Martial Arts Gold is a short season of classic Shaw Brothers martial arts films being broadcast on Film4 in the UK each Friday from January 15th to February 5th. Every film is being presented at its original aspect ratio and in its original language, complete with English subtitles. The season kicked off with Lau Kar-leung's iconic 1978 film The 36th Chamber of Shaolin. I'll be putting together a review for each film in the season, as well as for the films shown in a second season due in March and April.
The 36th Chamber of Shaolin [HKMDB]
Hong Kong, 1978
Directed by Lau Kar-leung
Starring Gordon Liu, Lo Lieh, Wilson Tong
Few martial arts films from anywhere in the world are praised as highly as The 36th Chamber of Shaolin and the accolades it receives are entirely deserved. In this classic Shaw Brothers film from martial artist and director Lau Kar-leung, Gordon Liu stars as a revolutionary student in Manchu-dominated Canton. When the rebel group of which he is a part is discovered, Liu Yude narrowly escapes its decimation by the vicious Manchu officer Lord Tang (Wilson Tong). With his friends and family dead, Liu Yude flees to the legendary Shaolin Temple in a bid to learn kung fu from the Buddhist monks that reside there.
36th Chamber is often called the ultimate kung fu training film and it's an apt title. One of Lau's principle aims in making the film was to present a more realistic idea of martial arts training, and to underscore the sheer investment of time and determination that mastery of a martial art demands. Appropriately, a hefty part of the film's running time is made up of training sequences, in which Liu Yude – renamed San Te upon becoming a Shaolin novice – endures and masters the gruelling challenges of the Temple's 35 formidable chambers.
Particularly in Western martial arts films, training is seen as something of a nuisance. Eager to skip to the fighting, directors tend to relegate years of learning into brief montages. Instead, Lau really places his emphasis on training and crafts some hugely absorbing sequences which take place over the five years San Te is gradually growing in physical, philosophical and spiritual capability. Crucially, the monks' trials are interspersed with subtle visual humour which lightens the film and adds significantly to its charm.
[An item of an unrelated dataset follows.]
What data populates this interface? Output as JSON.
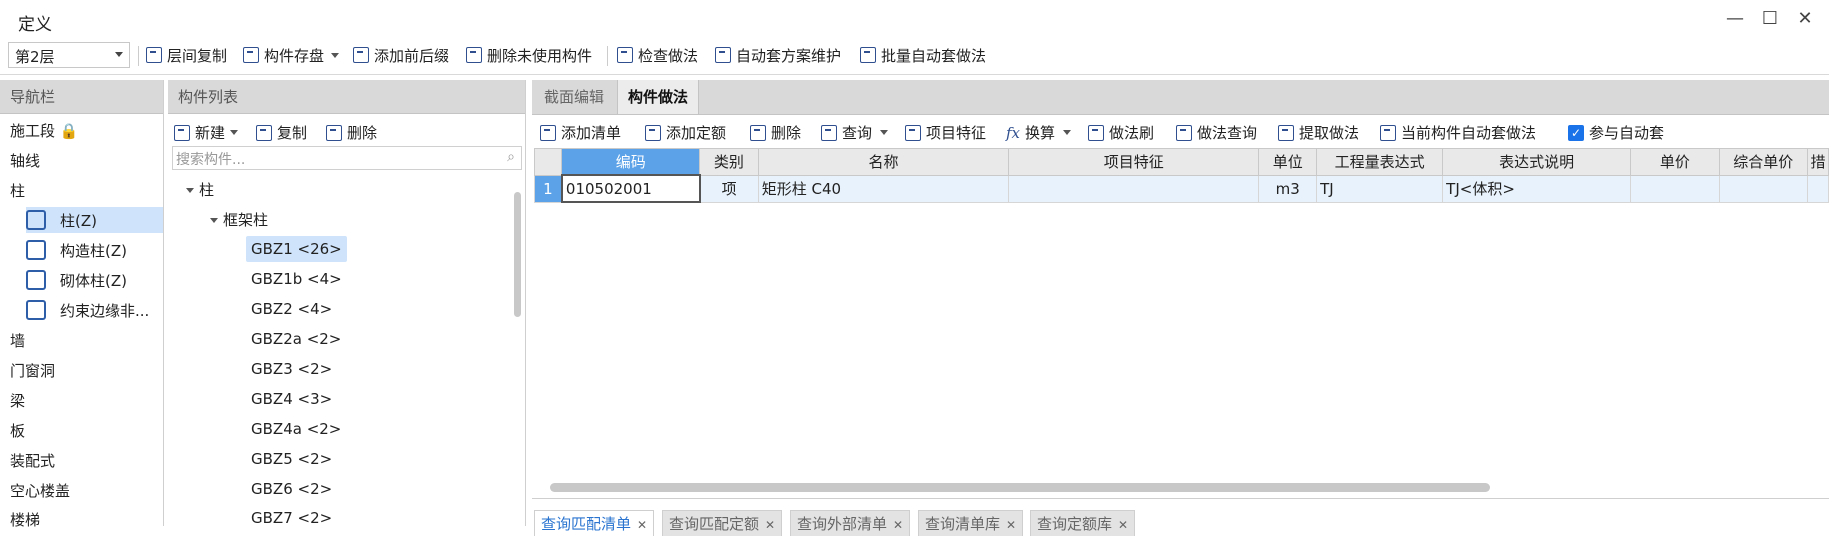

The interior workings of the Shaolin Temple and the rigorous nature of its training aren't the only elements in Lau's film, however. The sections in the outside world which bookend the film are packed with stellar fights and really sell the changes Gordon Liu's character undergoes. The opening section of the film deftly depicts a society in terror, reigned over by General Tien Ta, who is played by kung fu screen legend Lo Lieh. When considering this section's focus on a student movement opposing a repressive government, it's hard not to think of current events transpiring today in Hong Kong.
The 36th Chamber of Shaolin may not have the most incredible fights in martial arts cinema history, and Gordon Liu may not have all the charisma of Bruce Lee, but the film's overall effect is superb. The brilliant opening sequence in which San Te trains alongside the titles promises a thrilling journey which the rest of Lau's most famous film delivers on with aplomb. In short, believe the hype: this film is essential viewing for anyone with an interest in martial arts cinema.
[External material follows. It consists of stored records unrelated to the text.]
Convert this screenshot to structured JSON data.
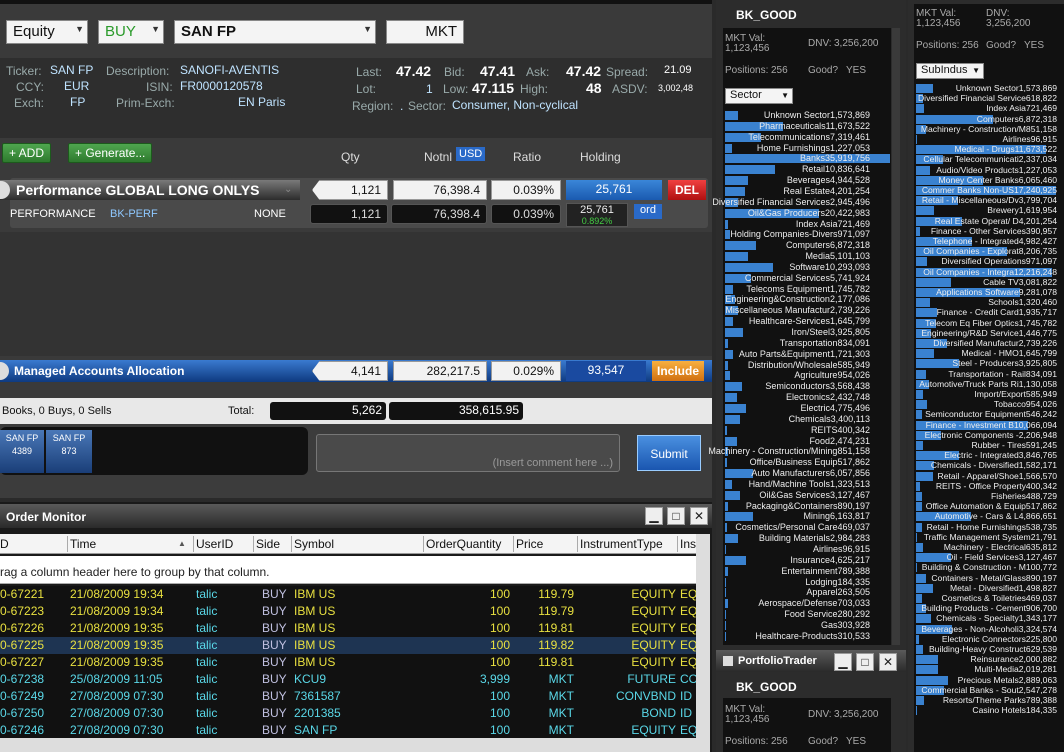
{
  "top": {
    "asset": "Equity",
    "side": "BUY",
    "symbol": "SAN FP",
    "ordtype": "MKT"
  },
  "info": {
    "ticker_l": "Ticker:",
    "ticker": "SAN FP",
    "desc_l": "Description:",
    "desc": "SANOFI-AVENTIS",
    "ccy_l": "CCY:",
    "ccy": "EUR",
    "isin_l": "ISIN:",
    "isin": "FR0000120578",
    "exch_l": "Exch:",
    "exch": "FP",
    "prim_l": "Prim-Exch:",
    "prim": "EN Paris",
    "last_l": "Last:",
    "last": "47.42",
    "bid_l": "Bid:",
    "bid": "47.41",
    "ask_l": "Ask:",
    "ask": "47.42",
    "spread_l": "Spread:",
    "spread": "21.09",
    "lot_l": "Lot:",
    "lot": "1",
    "low_l": "Low:",
    "low": "47.115",
    "high_l": "High:",
    "high": "48",
    "asdv_l": "ASDV:",
    "asdv": "3,002,48",
    "region_l": "Region:",
    "region": ".",
    "sector_l": "Sector:",
    "sector": "Consumer, Non-cyclical"
  },
  "alloc": {
    "add": "+ ADD",
    "generate": "+ Generate...",
    "qty_h": "Qty",
    "notnl_h": "Notnl",
    "usd": "USD",
    "ratio_h": "Ratio",
    "holding_h": "Holding",
    "perf_title": "Performance GLOBAL LONG ONLYS",
    "perf_qty": "1,121",
    "perf_notnl": "76,398.4",
    "perf_ratio": "0.039%",
    "perf_holding": "25,761",
    "del": "DEL",
    "sub_name": "PERFORMANCE",
    "sub_code": "BK-PERF",
    "sub_none": "NONE",
    "sub_qty": "1,121",
    "sub_notnl": "76,398.4",
    "sub_ratio": "0.039%",
    "sub_holding": "25,761",
    "sub_pct": "0.892%",
    "ord": "ord",
    "mgd_title": "Managed Accounts Allocation",
    "mgd_qty": "4,141",
    "mgd_notnl": "282,217.5",
    "mgd_ratio": "0.029%",
    "mgd_holding": "93,547",
    "include": "Include",
    "summary": "Books, 0 Buys, 0 Sells",
    "total_l": "Total:",
    "total_qty": "5,262",
    "total_notnl": "358,615.95",
    "tile1_sym": "SAN FP",
    "tile1_val": "4389",
    "tile2_sym": "SAN FP",
    "tile2_val": "873",
    "comment_ph": "(Insert comment here ...)",
    "submit": "Submit"
  },
  "monitor": {
    "title": "Order Monitor",
    "cols": [
      "D",
      "Time",
      "UserID",
      "Side",
      "Symbol",
      "OrderQuantity",
      "Price",
      "InstrumentType",
      "Ins"
    ],
    "group_hint": "rag a column header here to group by that column.",
    "rows": [
      [
        "0-67221",
        "21/08/2009 19:34",
        "talic",
        "BUY",
        "IBM US",
        "100",
        "119.79",
        "EQUITY",
        "EQ"
      ],
      [
        "0-67223",
        "21/08/2009 19:34",
        "talic",
        "BUY",
        "IBM US",
        "100",
        "119.79",
        "EQUITY",
        "EQ"
      ],
      [
        "0-67226",
        "21/08/2009 19:35",
        "talic",
        "BUY",
        "IBM US",
        "100",
        "119.81",
        "EQUITY",
        "EQ"
      ],
      [
        "0-67225",
        "21/08/2009 19:35",
        "talic",
        "BUY",
        "IBM US",
        "100",
        "119.82",
        "EQUITY",
        "EQ"
      ],
      [
        "0-67227",
        "21/08/2009 19:35",
        "talic",
        "BUY",
        "IBM US",
        "100",
        "119.81",
        "EQUITY",
        "EQ"
      ],
      [
        "0-67238",
        "25/08/2009 11:05",
        "talic",
        "BUY",
        "KCU9",
        "3,999",
        "MKT",
        "FUTURE",
        "CO"
      ],
      [
        "0-67249",
        "27/08/2009 07:30",
        "talic",
        "BUY",
        "7361587",
        "100",
        "MKT",
        "CONVBND",
        "ID"
      ],
      [
        "0-67250",
        "27/08/2009 07:30",
        "talic",
        "BUY",
        "2201385",
        "100",
        "MKT",
        "BOND",
        "ID"
      ],
      [
        "0-67246",
        "27/08/2009 07:30",
        "talic",
        "BUY",
        "SAN FP",
        "100",
        "MKT",
        "EQUITY",
        "EQ"
      ]
    ]
  },
  "bk1": {
    "title": "BK_GOOD",
    "mktval_l": "MKT Val:",
    "mktval": "1,123,456",
    "dnv_l": "DNV:",
    "dnv": "3,256,200",
    "pos_l": "Positions:",
    "pos": "256",
    "good_l": "Good?",
    "good": "YES",
    "dropdown": "Sector",
    "items": [
      [
        "Unknown Sector",
        "1,573,869",
        0.08
      ],
      [
        "Pharmaceuticals",
        "11,673,522",
        0.35
      ],
      [
        "Telecommunications",
        "7,319,461",
        0.22
      ],
      [
        "Home Furnishings",
        "1,227,053",
        0.04
      ],
      [
        "Banks",
        "35,919,756",
        1.0
      ],
      [
        "Retail",
        "10,836,641",
        0.3
      ],
      [
        "Beverages",
        "4,944,528",
        0.14
      ],
      [
        "Real Estate",
        "4,201,254",
        0.12
      ],
      [
        "Diversified Financial Services",
        "2,945,496",
        0.08
      ],
      [
        "Oil&Gas Producers",
        "20,422,983",
        0.57
      ],
      [
        "Index Asia",
        "721,469",
        0.02
      ],
      [
        "Holding Companies-Divers",
        "971,097",
        0.03
      ],
      [
        "Computers",
        "6,872,318",
        0.19
      ],
      [
        "Media",
        "5,101,103",
        0.14
      ],
      [
        "Software",
        "10,293,093",
        0.29
      ],
      [
        "Commercial Services",
        "5,741,924",
        0.16
      ],
      [
        "Telecoms Equipment",
        "1,745,782",
        0.05
      ],
      [
        "Engineering&Construction",
        "2,177,086",
        0.06
      ],
      [
        "Miscellaneous Manufactur",
        "2,739,226",
        0.08
      ],
      [
        "Healthcare-Services",
        "1,645,799",
        0.05
      ],
      [
        "Iron/Steel",
        "3,925,805",
        0.11
      ],
      [
        "Transportation",
        "834,091",
        0.02
      ],
      [
        "Auto Parts&Equipment",
        "1,721,303",
        0.05
      ],
      [
        "Distribution/Wholesale",
        "585,949",
        0.02
      ],
      [
        "Agriculture",
        "954,026",
        0.03
      ],
      [
        "Semiconductors",
        "3,568,438",
        0.1
      ],
      [
        "Electronics",
        "2,432,748",
        0.07
      ],
      [
        "Electric",
        "4,775,496",
        0.13
      ],
      [
        "Chemicals",
        "3,400,113",
        0.09
      ],
      [
        "REITS",
        "400,342",
        0.01
      ],
      [
        "Food",
        "2,474,231",
        0.07
      ],
      [
        "Machinery - Construction/Mining",
        "851,158",
        0.02
      ],
      [
        "Office/Business Equip",
        "517,862",
        0.01
      ],
      [
        "Auto Manufacturers",
        "6,057,856",
        0.17
      ],
      [
        "Hand/Machine Tools",
        "1,323,513",
        0.04
      ],
      [
        "Oil&Gas Services",
        "3,127,467",
        0.09
      ],
      [
        "Packaging&Containers",
        "890,197",
        0.02
      ],
      [
        "Mining",
        "6,163,817",
        0.17
      ],
      [
        "Cosmetics/Personal Care",
        "469,037",
        0.01
      ],
      [
        "Building Materials",
        "2,984,283",
        0.08
      ],
      [
        "Airlines",
        "96,915",
        0.003
      ],
      [
        "Insurance",
        "4,625,217",
        0.13
      ],
      [
        "Entertainment",
        "789,388",
        0.02
      ],
      [
        "Lodging",
        "184,335",
        0.005
      ],
      [
        "Apparel",
        "263,505",
        0.007
      ],
      [
        "Aerospace/Defense",
        "703,033",
        0.02
      ],
      [
        "Food Service",
        "280,292",
        0.008
      ],
      [
        "Gas",
        "303,928",
        0.008
      ],
      [
        "Healthcare-Products",
        "310,533",
        0.009
      ]
    ]
  },
  "pt": {
    "title": "PortfolioTrader",
    "bk_title": "BK_GOOD",
    "mktval_l": "MKT Val:",
    "mktval": "1,123,456",
    "dnv_l": "DNV:",
    "dnv": "3,256,200",
    "pos_l": "Positions:",
    "pos": "256",
    "good_l": "Good?",
    "good": "YES"
  },
  "bk2": {
    "mktval_l": "MKT Val:",
    "mktval": "1,123,456",
    "dnv_l": "DNV:",
    "dnv": "3,256,200",
    "pos_l": "Positions:",
    "pos": "256",
    "good_l": "Good?",
    "good": "YES",
    "dropdown": "SubIndus",
    "items": [
      [
        "Unknown Sector",
        "1,573,869",
        0.12
      ],
      [
        "Diversified Financial Service",
        "618,822",
        0.05
      ],
      [
        "Index Asia",
        "721,469",
        0.06
      ],
      [
        "Computers",
        "6,872,318",
        0.55
      ],
      [
        "Machinery - Construction/M",
        "851,158",
        0.07
      ],
      [
        "Airlines",
        "96,915",
        0.01
      ],
      [
        "Medical - Drugs",
        "11,673,522",
        0.93
      ],
      [
        "Cellular Telecommunicati",
        "2,337,034",
        0.19
      ],
      [
        "Audio/Video Products",
        "1,227,053",
        0.1
      ],
      [
        "Money Center Banks",
        "6,065,460",
        0.48
      ],
      [
        "Commer Banks Non-US",
        "17,240,925",
        1.0
      ],
      [
        "Retail - Miscellaneous/Dv",
        "3,799,704",
        0.3
      ],
      [
        "Brewery",
        "1,619,954",
        0.13
      ],
      [
        "Real Estate Operat/ D",
        "4,201,254",
        0.33
      ],
      [
        "Finance - Other Services",
        "390,957",
        0.03
      ],
      [
        "Telephone - Integrated",
        "4,982,427",
        0.4
      ],
      [
        "Oil Companies - Explorat",
        "8,206,735",
        0.65
      ],
      [
        "Diversified Operations",
        "971,097",
        0.08
      ],
      [
        "Oil Companies - Integra",
        "12,216,248",
        0.97
      ],
      [
        "Cable TV",
        "3,081,822",
        0.25
      ],
      [
        "Applications Software",
        "9,281,078",
        0.74
      ],
      [
        "Schools",
        "1,320,460",
        0.1
      ],
      [
        "Finance - Credit Card",
        "1,935,717",
        0.15
      ],
      [
        "Telecom Eq Fiber Optics",
        "1,745,782",
        0.14
      ],
      [
        "Engineering/R&D Service",
        "1,446,775",
        0.11
      ],
      [
        "Diversified Manufactur",
        "2,739,226",
        0.22
      ],
      [
        "Medical - HMO",
        "1,645,799",
        0.13
      ],
      [
        "Steel - Producers",
        "3,925,805",
        0.31
      ],
      [
        "Transportation - Rail",
        "834,091",
        0.07
      ],
      [
        "Automotive/Truck Parts Ri",
        "1,130,058",
        0.09
      ],
      [
        "Import/Export",
        "585,949",
        0.05
      ],
      [
        "Tobacco",
        "954,026",
        0.08
      ],
      [
        "Semiconductor Equipment",
        "546,242",
        0.04
      ],
      [
        "Finance - Investment B",
        "10,066,094",
        0.8
      ],
      [
        "Electronic Components -",
        "2,206,948",
        0.18
      ],
      [
        "Rubber - Tires",
        "591,245",
        0.05
      ],
      [
        "Electric - Integrated",
        "3,846,765",
        0.31
      ],
      [
        "Chemicals - Diversified",
        "1,582,171",
        0.13
      ],
      [
        "Retail - Apparel/Shoe",
        "1,566,570",
        0.12
      ],
      [
        "REITS - Office Property",
        "400,342",
        0.03
      ],
      [
        "Fisheries",
        "488,729",
        0.04
      ],
      [
        "Office Automation & Equip",
        "517,862",
        0.04
      ],
      [
        "Automotive - Cars & L",
        "4,866,651",
        0.39
      ],
      [
        "Retail - Home Furnishings",
        "538,735",
        0.04
      ],
      [
        "Traffic Management System",
        "21,791",
        0.01
      ],
      [
        "Machinery - Electrical",
        "635,812",
        0.05
      ],
      [
        "Oil - Field Services",
        "3,127,467",
        0.25
      ],
      [
        "Building & Construction - M",
        "100,772",
        0.01
      ],
      [
        "Containers - Metal/Glass",
        "890,197",
        0.07
      ],
      [
        "Metal - Diversified",
        "1,498,827",
        0.12
      ],
      [
        "Cosmetics & Toiletries",
        "469,037",
        0.04
      ],
      [
        "Building Products - Cement",
        "906,700",
        0.07
      ],
      [
        "Chemicals - Specialty",
        "1,343,177",
        0.11
      ],
      [
        "Beverages - Non-Alcoholi",
        "3,324,574",
        0.26
      ],
      [
        "Electronic Connectors",
        "225,800",
        0.02
      ],
      [
        "Building-Heavy Construct",
        "629,539",
        0.05
      ],
      [
        "Reinsurance",
        "2,000,882",
        0.16
      ],
      [
        "Multi-Media",
        "2,019,281",
        0.16
      ],
      [
        "Precious Metals",
        "2,889,063",
        0.23
      ],
      [
        "Commercial Banks - Sout",
        "2,547,278",
        0.2
      ],
      [
        "Resorts/Theme Parks",
        "789,388",
        0.06
      ],
      [
        "Casino Hotels",
        "184,335",
        0.01
      ]
    ]
  }
}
Martial Arts Gold on Film4 continued with:
January 22nd: King Boxer (1972)
January 29th: Come Drink With Me (1966)
February 5th: One-Armed Swordsman (1967)
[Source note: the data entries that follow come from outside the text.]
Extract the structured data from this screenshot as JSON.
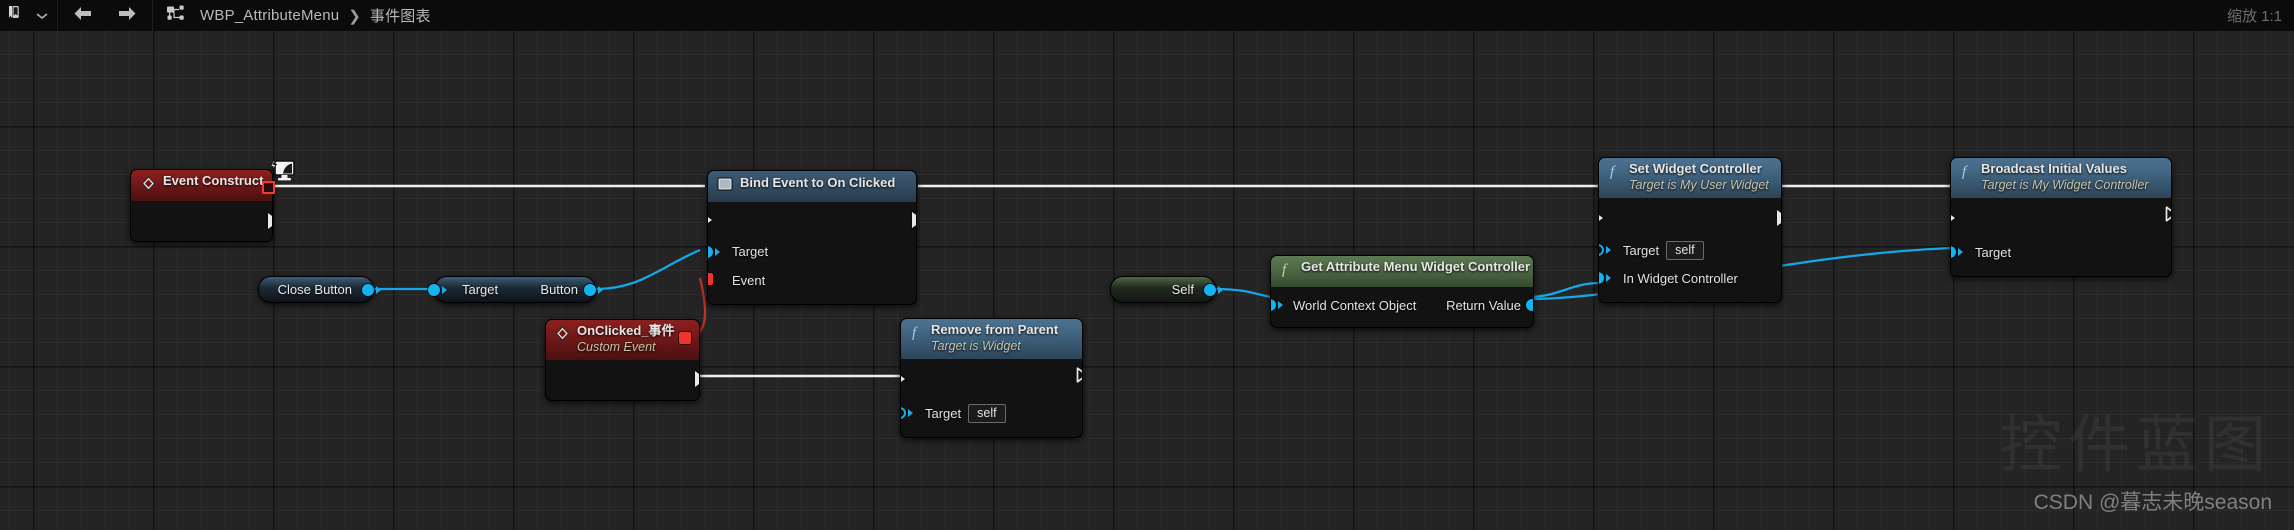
{
  "toolbar": {
    "bookmark_icon": "bookmark-icon",
    "dropdown_icon": "chevron-down-icon",
    "back_icon": "arrow-left-icon",
    "forward_icon": "arrow-right-icon",
    "graph_icon": "blueprint-graph-icon",
    "breadcrumb_root": "WBP_AttributeMenu",
    "breadcrumb_sep": "❯",
    "breadcrumb_leaf": "事件图表",
    "zoom_label": "缩放 1:1"
  },
  "watermark": {
    "big": "控件蓝图",
    "small": "CSDN @暮志未晚season"
  },
  "colors": {
    "exec_wire": "#f0f0f0",
    "data_wire": "#13a9e6",
    "delegate_wire": "#c1322c",
    "event_header": "#8d1f1f",
    "function_header": "#3b5c77",
    "pure_function_header": "#47603f",
    "canvas": "#242424"
  },
  "nodes": {
    "event_construct": {
      "title": "Event Construct",
      "icon": "event-diamond-icon",
      "badge_icon": "debug-screen-icon",
      "exec_out": "exec-out-pin"
    },
    "close_button": {
      "label": "Close Button",
      "out_pin": "object-out-pin"
    },
    "target_button": {
      "in_label": "Target",
      "out_label": "Button"
    },
    "bind_event": {
      "title": "Bind Event to On Clicked",
      "icon": "bind-event-icon",
      "rows": [
        {
          "label": "Target",
          "pin": "object-in-pin"
        },
        {
          "label": "Event",
          "pin": "delegate-in-pin"
        }
      ]
    },
    "on_clicked_event": {
      "title": "OnClicked_事件",
      "subtitle": "Custom Event",
      "icon": "event-diamond-icon",
      "delegate_pin": "delegate-out-pin"
    },
    "remove_from_parent": {
      "title": "Remove from Parent",
      "subtitle": "Target is Widget",
      "icon": "function-f-icon",
      "rows": [
        {
          "label": "Target",
          "value": "self",
          "pin": "object-in-pin"
        }
      ]
    },
    "self_node": {
      "label": "Self"
    },
    "get_widget_controller": {
      "title": "Get Attribute Menu Widget Controller",
      "icon": "function-f-icon",
      "in_label": "World Context Object",
      "out_label": "Return Value"
    },
    "set_widget_controller": {
      "title": "Set Widget Controller",
      "subtitle": "Target is My User Widget",
      "icon": "function-f-icon",
      "rows": [
        {
          "label": "Target",
          "value": "self",
          "pin": "object-in-pin"
        },
        {
          "label": "In Widget Controller",
          "value": "",
          "pin": "object-in-pin"
        }
      ]
    },
    "broadcast_initial_values": {
      "title": "Broadcast Initial Values",
      "subtitle": "Target is My Widget Controller",
      "icon": "function-f-icon",
      "rows": [
        {
          "label": "Target",
          "pin": "object-in-pin"
        }
      ]
    }
  }
}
I write about classic science fiction and occasionally fantasy; I sometimes make maps for Doom II; and I'm a contributor to the videogames site Entertainium, where I regularly review new games.